Edited at 2012-07-27 09:21 pm (UTC)
Not that I've heard--it's usually things like turning around several times and spitting. . .
Have you seen Slings and Arrows? The song "Mackers" (the acceptable euphemism for the Scottish Play)lists some of them.
I have seen and loved them. They are now currently on my Amazon wishlist.

I figure, if Macbeth really needed a sensible euphemism, people would've stopped studying/performing/reviewing after all these centuries. I would not say so in a theatre, of course, before true actor-believers, because I don't wish to be disrespectful. But neither am I spitting and turning 'cause I wrote a blog. If Wikipedia can do it, I can do it. :)
Oh, this made me want to see the production! I want to know what kind of dragonflies they were, too, but never mind.

There was a time when I was in my twenties that the only Shakespeare plays I ever got the chance to see were Macbeth and Twelfth Night, so by now I've seen it so many times I occasionally skip an occasion. It's so short and intense; it's all about the darkness falling, and there is so very little light in it, that sometimes I am not up for it. I really liked what you said about Lady Macbeth. Sometimes she seems to have no reason for what she does at all, if they don't watch out.

Have you read Ngaio Marsh's Light Thickens? Her body of work is unfortunately tainted by various forms of racism and by various kinds of just WTF was she thinking; but this is her last novel and it's about a production of Macbeth. You almost forget you are reading a mystery novel amidst the larger mysteries.


Edited because apparently I cannot spell acronyms.

Edited at 2012-07-29 07:50 pm (UTC)
I wish I knew the names of dragonflies, so that I could tell you. The only dragonfly name I know is "golden glider" because my mother has one tattooed on her arm. She saw them often in Phoenix.

I met one Lady Mac once, back in high school (a red-headed actress named Wendy Robie who played the evil mother in People Under the Stairs) who talked about playing her like some kind of Pictish warrior woman, whose clan had been wiped out by Duncan.
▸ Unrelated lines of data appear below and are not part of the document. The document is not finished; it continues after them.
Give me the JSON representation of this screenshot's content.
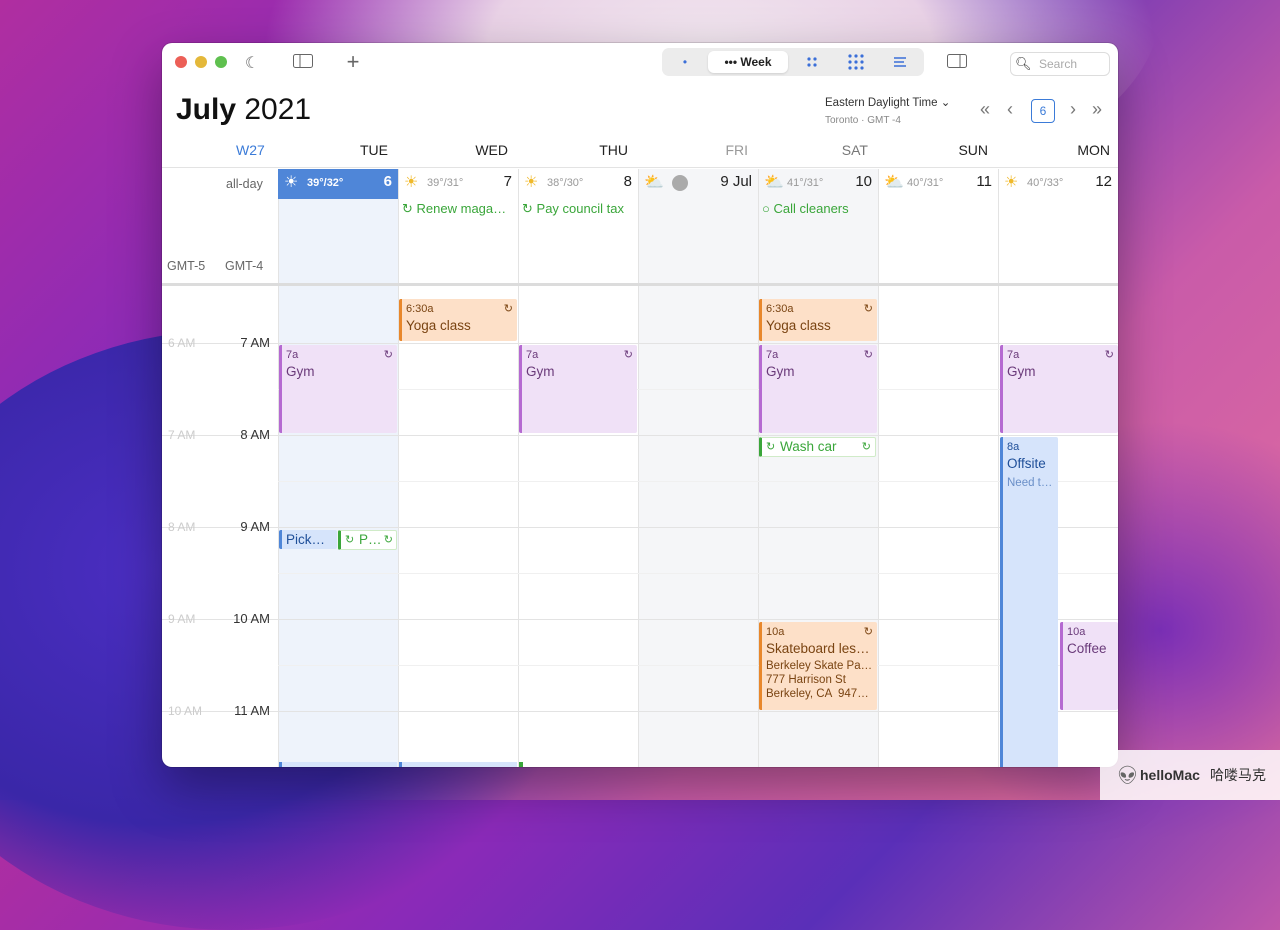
{
  "toolbar": {
    "view_day_label": "•",
    "view_week_label": "••• Week",
    "search_placeholder": "Search"
  },
  "header": {
    "month": "July",
    "year": "2021",
    "timezone": "Eastern Daylight Time",
    "timezone_sub": "Toronto · GMT -4",
    "today_number": "6",
    "week_label": "W27"
  },
  "days": [
    {
      "name": "TUE",
      "num": "6",
      "temp": "39°/32°",
      "wx": "☀",
      "event": ""
    },
    {
      "name": "WED",
      "num": "7",
      "temp": "39°/31°",
      "wx": "☀",
      "event": "Renew maga…"
    },
    {
      "name": "THU",
      "num": "8",
      "temp": "38°/30°",
      "wx": "☀",
      "event": "Pay council tax"
    },
    {
      "name": "FRI",
      "num": "9 Jul",
      "temp": "",
      "wx": "⛅",
      "event": ""
    },
    {
      "name": "SAT",
      "num": "10",
      "temp": "41°/31°",
      "wx": "⛅",
      "event": "Call cleaners"
    },
    {
      "name": "SUN",
      "num": "11",
      "temp": "40°/31°",
      "wx": "⛅",
      "event": ""
    },
    {
      "name": "MON",
      "num": "12",
      "temp": "40°/33°",
      "wx": "☀",
      "event": ""
    }
  ],
  "allday_label": "all-day",
  "gmt5_label": "GMT-5",
  "gmt4_label": "GMT-4",
  "times_main": [
    "7 AM",
    "8 AM",
    "9 AM",
    "10 AM",
    "11 AM"
  ],
  "times_alt": [
    "6 AM",
    "7 AM",
    "8 AM",
    "9 AM",
    "10 AM"
  ],
  "events": {
    "yoga_wed": {
      "time": "6:30a",
      "name": "Yoga class"
    },
    "yoga_sat": {
      "time": "6:30a",
      "name": "Yoga class"
    },
    "gym_tue": {
      "time": "7a",
      "name": "Gym"
    },
    "gym_thu": {
      "time": "7a",
      "name": "Gym"
    },
    "gym_sat": {
      "time": "7a",
      "name": "Gym"
    },
    "gym_mon": {
      "time": "7a",
      "name": "Gym"
    },
    "wash_car": {
      "name": "Wash car"
    },
    "offsite": {
      "time": "8a",
      "name": "Offsite",
      "note": "Need t…"
    },
    "pick": {
      "name": "Pick…"
    },
    "p": {
      "name": "P…"
    },
    "skate": {
      "time": "10a",
      "name": "Skateboard les…",
      "loc1": "Berkeley Skate Pa…",
      "loc2": "777 Harrison St",
      "loc3": "Berkeley, CA  947…"
    },
    "coffee": {
      "time": "10a",
      "name": "Coffee"
    }
  },
  "watermark": {
    "brand": "helloMac",
    "cn": "哈喽马克"
  }
}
It was so long ago I don't remember, but she seemed to have gloried in being painted in spirals of blue woad and being fierce and bellicose, rather than ladylike.

I've not read any Marsh, but I like mysteries. Thank you for the suggestion!
Wow, that is hard to look up because of the comic-book character.

I think another name for it is the wandering glider, which means I probably saw my very first one on Friday. So if you only know one, that's a fine one to know.

Your Pictish Lady Macbeth sounds awesome. There's a novel by Dorothy Dunnett called King Hereafter, an enormous grim thing, in which that is just the position that the Lady Macbeth analog occupies. The novel is about (a version of) the historical Macbeth, so things do not play out exactly as they do in Shakespeare. It's much more explicitly feminist but really just awfully grim.

I love the Lymond books, but I only got through three Niccolo (something to look forward to, when I'm feeling brave again!), and never tried King Hereafter, although I was aware of it. Feminist and grim I can bear, I think... But perhaps I'll save it for some November when the whole world matches my mood.
I really love this play. This may not be a good thing.
Hell, why judge it good or bad? There's a lot to love. What struck me most this time was the... the... hmmn. The power of suggestion.

Edited at 2012-07-30 03:49 am (UTC)